no chance Tom, the rules don’t apply.  as many a brand has learned to their detriment, the internet is not the place for rigorously researched and tested messaging, at least not if you want consumers to own, discuss, and distribute it on your behalf.  and quite right too; consumers own internet content – the cut it, change it, re-edit it, and then of course they may distribute it for free on behalf of a marketeer.  you can’t have it both ways.  as William Gibson so succinctly put it; "The remix is the very nature of the digital."

its worth noting that this flaw is conversely on of the traditional media’s greatest strengths.  whilst the Guardian’s blog veers wildly – if entertainingly – off subject, consumers can be confident that the traditional version of the paper will not.  and are happy to pay for such.  for this amongst other reasons, predictions of the demise of the newspaper are extraordinarily premature and wildly off the mark.

and the same applies for TV.  there remains – and will remain for a good while – the need for quality studio-produced broadcast entertainment.  as I’ve often said to TV clients when discussing how they negotiate the flood of user-generated content we are increasingly consuming (occasionally but as not as often as is implied to the detriment of broadcast impacts); you’ll never make the OC in your living room.  which is a shame really, cos after today’s news that’ll soon be the only place it can be made.

advertising, planning

Good and aren’t good enough any more


I like this ad.  I like the line and the insight behind it – namely that in a time-poor, work-dominated busy London life it’s no longer enough to expect love to find you; you have to find it for yourself.  Make it happen.  With a little help from of course.

It’s also a good looking ad – it’s bright and stands out on a drab underground platform.
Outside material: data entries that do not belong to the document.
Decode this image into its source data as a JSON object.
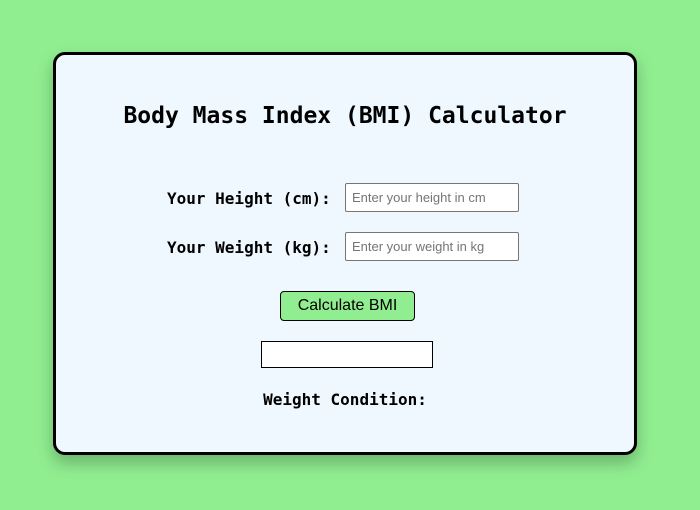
{
  "app": {
    "title": "Body Mass Index (BMI) Calculator"
  },
  "form": {
    "height_label": "Your Height (cm):",
    "height_value": "",
    "height_placeholder": "Enter your height in cm",
    "weight_label": "Your Weight (kg):",
    "weight_value": "",
    "weight_placeholder": "Enter your weight in kg",
    "calculate_label": "Calculate BMI"
  },
  "result": {
    "bmi_value": "",
    "condition_label": "Weight Condition:",
    "condition_value": ""
  },
  "colors": {
    "page_background": "#90ee90",
    "card_background": "#f0f8ff",
    "button_background": "#90ee90"
  }
}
But I hope that the campaign hasn’t stopped with this one good rectangular underground ad… Good ads are all well and good.  But good ads simply aren’t good enough any more.

Its an insight (and indeed a brand promise) that deserves to be taken further – in short it’s a comms insight and there’s the potential for media channels to be much more than just the medium for the conveying of the make love happen message. Rather, there is the opportunity for the role of media to be a facilitator of making love happen, or the educator to help the increasing numbers of single people to make it happen.

A few starters for ten:

  • Awards for venues that are proven to offer the best chances of meeting a Match
  • Commission a survey to identify the best places to meet people
  • Inserts in magazines featuring entertaining advice on finding a Match
  • Free cinema screenings with drinks afterwards when you register – use the common ground offered by movies, maximise this with in-cinema media
  • Online in-ad questionnaire – an application that determines (based on where you go out / what you like / do) your best strategy for getting a Match

None of these of course could and should better the product (ie the site), but they do offer the opportunity for media to be a true taster for what’s on offer; and – crucially – to make the brand evident through behaviour, not just through messaging.  I hope that are doing it …their insight deserves it.